At a basic level, he said, he can’t be a bigot; he mentioned two close, personal black friends, one who is “so fucking smart,” and then a third, a black student whom he had plucked from Harvard and made the circulation director of The New Republic. “I hired Muslims—I hired Fareed Zakaria,” he added.

I have a soft spot for tokenism, which is what Peretz is invoking when he says he knows Muslims and black people. Not because I approve of it (I don’t), but because it took me a long time to figure out how tragic it is.

I was the first person in my family, which traces its southern lineage to the Civil War, to date someone who is not white. M had long, straight, jet-black hair, brown skin, curves, and she sometimes rolled her Rs. After she met my dad and stepmom, and nothing seemed amiss, I figured that my family cared more about culture than color.

In other words, It didn’t matter in the least that M was Peruvian because she acted like a South Florida WASP.

Then one day, while lying on my bed, M told me that she was Jewish.

The announcement stunned me like dynamite. I was raised Southern Episcopal, after all, and the Jews had killed Jesus.

Horror (had I been deceived?) quickly turned to fascination (I cannot remember meeting a Jew before this). M told me that her mother’s parents (as well as her adoptive father’s parents) were the only members of their families to escape the Holocaust. M answered all my questions about menorahs and yarmulkes. M wasn’t phased when I asked her to say something in Hebrew.

I waited to tell Gaga (my grandmother and our family’s undisputed matriarch) until the day they met. I wasn’t ashamed of M for being Jewish, or of myself for dating someone who wasn’t Christian; I just didn’t know what it would mean to the people back home, and in case it was bad, didn’t want to give my grandmother time to cancel. “Interesting,” was all Gaga said about it during our phone conversation.

M spent the morning preparing. She did her nails in red, white, and blue with little glue-on gems. She blow-dried her hair and picked out a conservative blouse. She rattled off facts about my mother’s family while she plucked her eyebrows. She asked me what conversation topics were off limits. She promised to not swear or smoke (my grandfather, an Episcopal priest, died of lung cancer).

The introduction went OK. Gaga appeared enthusiastic/curious. M was enthusiastic/terrified. I was enthusiastic/anxious. Gaga’s Volvo pulsed with enthusiasm/etc. as we rode downtown.

At the restaurant, we ran out of things to talk about before we’d even ordered our food. I made a big deal of folding my napkin a million different ways. M was intent on dissolving every sugar granule at the bottom of her iced tea. Perhaps hoping to restart the conversation, Gaga pulled a Peretz. “I don’t know what Michael has told you, M, but I really like Jews.” Then she named every Jew she knew: Joe Lieberman, and if I remember correctly, the old man who repaired her vacuum.

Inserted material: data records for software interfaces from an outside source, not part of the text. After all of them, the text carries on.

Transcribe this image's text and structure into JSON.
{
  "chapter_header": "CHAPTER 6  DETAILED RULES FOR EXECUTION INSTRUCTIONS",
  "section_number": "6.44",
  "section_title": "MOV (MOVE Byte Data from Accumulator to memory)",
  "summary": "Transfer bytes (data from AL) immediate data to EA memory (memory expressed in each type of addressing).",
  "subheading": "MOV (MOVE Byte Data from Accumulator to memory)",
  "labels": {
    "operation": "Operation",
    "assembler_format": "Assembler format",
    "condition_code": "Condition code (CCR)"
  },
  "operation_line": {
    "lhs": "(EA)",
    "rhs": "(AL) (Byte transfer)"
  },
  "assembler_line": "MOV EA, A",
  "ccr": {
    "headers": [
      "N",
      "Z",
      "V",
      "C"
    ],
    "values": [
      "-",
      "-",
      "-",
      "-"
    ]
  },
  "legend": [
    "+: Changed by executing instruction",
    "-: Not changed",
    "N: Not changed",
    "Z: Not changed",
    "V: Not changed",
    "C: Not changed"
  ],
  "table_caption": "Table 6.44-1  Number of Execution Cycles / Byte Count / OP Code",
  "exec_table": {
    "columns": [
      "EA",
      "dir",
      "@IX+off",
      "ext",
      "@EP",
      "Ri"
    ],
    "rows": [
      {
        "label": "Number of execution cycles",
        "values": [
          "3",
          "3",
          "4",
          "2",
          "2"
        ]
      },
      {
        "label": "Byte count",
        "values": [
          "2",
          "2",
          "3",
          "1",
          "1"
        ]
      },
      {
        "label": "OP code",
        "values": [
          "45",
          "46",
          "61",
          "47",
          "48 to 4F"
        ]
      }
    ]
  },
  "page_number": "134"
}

M didn’t know what to do, so she simply smiled. Gaga was out of gestures, so she spent the rest of the meal telling me stories from the family vault. M didn’t say another word until it was time to head back to campus, where she cried until makeup streamed down her cheeks like two shimmering creeks of sorrow.

A few months later, it was my turn. M’s mom and adoptive dad and grandparents took me out to a nice Italian restaurant. I ordered calf’s liver with onions and bacon, and M’s grandparents praised my adventurous palate. They asked me what I wanted to do with my life. They asked me what I thought about politics. They told M she was lucky to have such a smart young man in her life. Before M and I drove back to school that Sunday, her grandmother took my hands in hers and asked me to take care of her granddaughter.

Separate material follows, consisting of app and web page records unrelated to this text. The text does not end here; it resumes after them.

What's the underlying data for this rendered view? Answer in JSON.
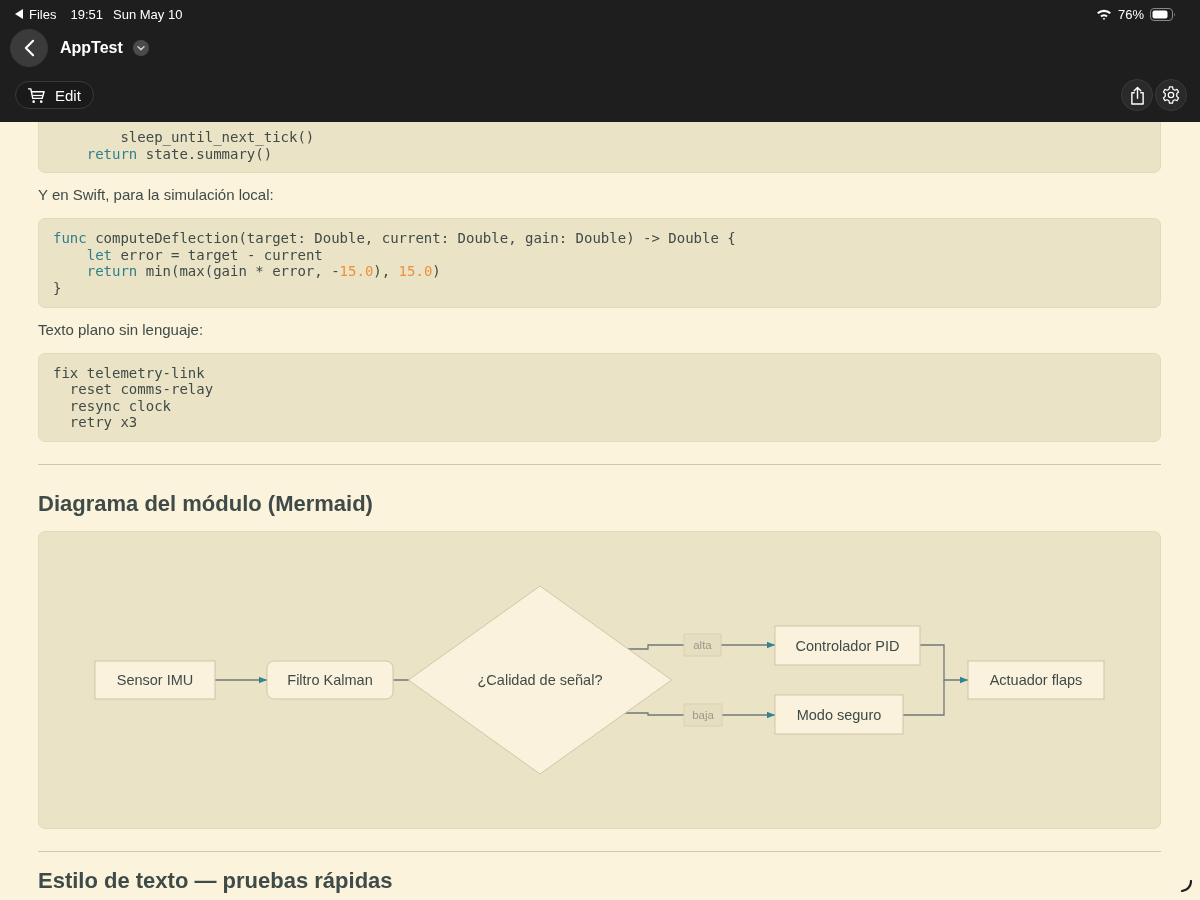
{
  "status_bar": {
    "back_app": "Files",
    "time": "19:51",
    "date": "Sun May 10",
    "battery": "76%"
  },
  "toolbar": {
    "title": "AppTest",
    "edit_button": "Edit"
  },
  "content": [
    {
      "kind": "code",
      "lines": [
        [
          {
            "text": "        sleep_until_next_tick()"
          }
        ],
        [
          {
            "text": "    return",
            "kind": "keyword"
          },
          {
            "text": " state.summary()"
          }
        ]
      ]
    },
    {
      "kind": "paragraph",
      "text": "Y en Swift, para la simulación local:"
    },
    {
      "kind": "code",
      "lines": [
        [
          {
            "text": "func",
            "kind": "keyword"
          },
          {
            "text": " computeDeflection(target: Double, current: Double, gain: Double) -> Double {"
          }
        ],
        [
          {
            "text": "    let",
            "kind": "keyword"
          },
          {
            "text": " error = target - current"
          }
        ],
        [
          {
            "text": "    return",
            "kind": "keyword"
          },
          {
            "text": " min(max(gain * error, -"
          },
          {
            "text": "15.0",
            "kind": "number"
          },
          {
            "text": "), "
          },
          {
            "text": "15.0",
            "kind": "number"
          },
          {
            "text": ")"
          }
        ],
        [
          {
            "text": "}"
          }
        ]
      ]
    },
    {
      "kind": "paragraph",
      "text": "Texto plano sin lenguaje:"
    },
    {
      "kind": "code",
      "lines": [
        [
          {
            "text": "fix telemetry-link"
          }
        ],
        [
          {
            "text": "  reset comms-relay"
          }
        ],
        [
          {
            "text": "  resync clock"
          }
        ],
        [
          {
            "text": "  retry x3"
          }
        ]
      ]
    },
    {
      "kind": "divider"
    },
    {
      "kind": "heading",
      "text": "Diagrama del módulo (Mermaid)"
    },
    {
      "kind": "diagram",
      "nodes": [
        {
          "label": "Sensor IMU",
          "kind": "rect"
        },
        {
          "label": "Filtro Kalman",
          "kind": "round"
        },
        {
          "label": "¿Calidad de señal?",
          "kind": "diamond"
        },
        {
          "label": "Controlador PID",
          "kind": "rect"
        },
        {
          "label": "Modo seguro",
          "kind": "rect"
        },
        {
          "label": "Actuador flaps",
          "kind": "rect"
        }
      ],
      "edge_labels": [
        "alta",
        "baja"
      ]
    },
    {
      "kind": "divider"
    },
    {
      "kind": "heading",
      "text": "Estilo de texto — pruebas rápidas"
    }
  ]
}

It was not until many months later that M’s grandmother told me how she came to escape Germany. How, when she arrived in the British Mandate for Palestine during the early years of the Ha’apala, she was told to pick a new name, because the ugly and Wagnerian “Helga” had come to symbolize her peoples’ near extermination. How she opened the Torah to a random page and placed her finger on a new name: Rachel.

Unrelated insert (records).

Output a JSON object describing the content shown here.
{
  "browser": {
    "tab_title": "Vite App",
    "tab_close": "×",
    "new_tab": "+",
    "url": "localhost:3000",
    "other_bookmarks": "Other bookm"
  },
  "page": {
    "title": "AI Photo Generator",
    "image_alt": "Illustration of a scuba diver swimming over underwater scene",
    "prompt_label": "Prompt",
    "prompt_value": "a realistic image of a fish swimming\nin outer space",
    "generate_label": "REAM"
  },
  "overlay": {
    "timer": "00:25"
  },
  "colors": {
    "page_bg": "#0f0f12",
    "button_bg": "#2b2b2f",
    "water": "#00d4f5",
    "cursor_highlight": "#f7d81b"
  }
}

Gaga grew to adore M during the two years we were together (they were both cut-throat Scrabble players). I never told Gaga about M crying after lunch, but I suspect part of her knew that the meal did not go well, and that she would’ve died had I brought to light just how much she upset M.

Peretz, on the other hand, dies right there in the interview. The second half of the paragraph that I mentioned above ends like this:

The litany provoked a flash of self-consciousness. “I’m really demeaning myself here,” he said miserably, before continuing. Peretz is enough of a liberal to realize that any scene in which a man sits in the dining room of the Regency with a reporter, listing all of his friends and associates who are black or Muslim, is a scene in which that man is drowning. And yet here he was.

This is what is so tricky about tokenism: You do not have to be a liberal to know that there is something gross about listing human beings as if they were items on a grocery list. And you do not have to be a bigot to believe, or hope, that knowing and loving and associating with people who are different than you matters for something, and that those associations can improve and redeem you.